A couple of weeks ago I spoke with some nice chaps from OWASP (Open Web Application Security Project), a non-profit making and "The" world recognised authority on web application / website security. At the time I was taken back and found it astonishing that at their last OWASP "brain storming" event, which was attended by some of the world's leading web (site) application experts, not one of the web browser companies or organisations sent a representative, despite them all being "VIP" invite to the event. OWASP rightly recognise the architects and developers of web browsers play a key role with the overall security of web sites (web applications) on the internet, and the big flaw discovered with IE really highlights this.
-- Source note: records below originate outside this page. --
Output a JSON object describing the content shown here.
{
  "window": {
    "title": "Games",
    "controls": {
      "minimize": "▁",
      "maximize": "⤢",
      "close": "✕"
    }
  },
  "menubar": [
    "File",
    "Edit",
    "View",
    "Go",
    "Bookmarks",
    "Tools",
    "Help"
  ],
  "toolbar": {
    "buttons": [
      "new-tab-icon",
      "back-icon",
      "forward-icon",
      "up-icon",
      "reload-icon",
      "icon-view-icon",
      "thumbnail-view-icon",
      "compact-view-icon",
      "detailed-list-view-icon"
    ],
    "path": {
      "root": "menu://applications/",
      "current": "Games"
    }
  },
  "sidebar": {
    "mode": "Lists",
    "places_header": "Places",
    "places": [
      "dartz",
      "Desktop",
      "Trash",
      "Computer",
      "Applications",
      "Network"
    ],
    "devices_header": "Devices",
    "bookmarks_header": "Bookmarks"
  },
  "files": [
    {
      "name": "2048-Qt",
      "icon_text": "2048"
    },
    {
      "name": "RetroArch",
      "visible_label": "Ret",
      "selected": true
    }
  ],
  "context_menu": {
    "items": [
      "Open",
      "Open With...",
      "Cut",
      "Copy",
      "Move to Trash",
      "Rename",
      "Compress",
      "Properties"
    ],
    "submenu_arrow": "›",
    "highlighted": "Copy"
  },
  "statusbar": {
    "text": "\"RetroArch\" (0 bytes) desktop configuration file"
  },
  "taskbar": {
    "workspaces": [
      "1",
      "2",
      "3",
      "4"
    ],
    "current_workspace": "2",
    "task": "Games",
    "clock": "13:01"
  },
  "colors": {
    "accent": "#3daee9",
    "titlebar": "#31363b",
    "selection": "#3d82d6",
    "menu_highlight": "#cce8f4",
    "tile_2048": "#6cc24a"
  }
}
The leading used alternative web browser on Windows systems at this moment is Mozilla Firefox (click here to download it), which is completely free to download and pretty easy for any novice to install and start using. Personally I switched from using Internet Explorer (IE) to Firefox several few months back, mainly because I found it was generally a better web browser to use than IE, and I particularly found the array of security related browser plug-ins extremely useful. So I'm a Firefox convert, but I think it would be a completely wrong and dangerous statement for anyone to state or suggest Firefox is more secure an Internet Explorer, all web browsers by their nature, open source or not, are bound to have vulnerabilities present which are currently unknown and are yet to be exploited. You cannot ever get 100% security, and this law especially applies to software applications.
So what's my advice to IE users? Well I'm not quite going to be a sheep and bleat what I've heard others are advising the masses today, which was to just switch to another web browser application, and hey I'm certainly neither pro nor anti Microsoft either...
My advice is if you are using Internet Explorer, make sure you have "PROTECTED MODE" ENABLED (IE7 or 8 with
Sure, this could an opportunity to give Firefox or another web browsers such as Safari, Opera, Chrome a try out. Using a different web browser will fully protect from this particular flaw, but do not assume your new web browser is any more secure than using Internet Explorer. We tend to know a great deal about the security issues and weakness with IE, mainly due to it being the worlds most popular, therefore the most attacked web browser. Firefox has also had (no doubt will have further) it's fair share of serious security vulnerabilities too - Mozilla Foundation Security Advisories, but these tend not to get same level media coverage, and to be fair here Firefox vulnerabilties have tended not to be exploited to the same high degree as IE vulnerabilties at present, but if everyone switched to Firefox and it became the worlds most popular browser...
So if you are Firefox user (like me), make sure you exercise all the usual security precautions on your PC, firewall, patches, security software etc. And for any techie who is truly paranoid, you could do what I do when researching the real dodgy websites, which is to run your web browser in a Virtual Session.
Finally I have no doubt Microsoft will release a patch for this issue in the next few days anyway, it's just a real disappointment they couldn't of patched the problem last week as part of the usual security patch release cycle.
EDIT 17-Dec-08: Since the original post, Microsoft has released a patch for this vulnerability - http://www.microsoft.com/technet/security/bulletin/ms08-078.mspx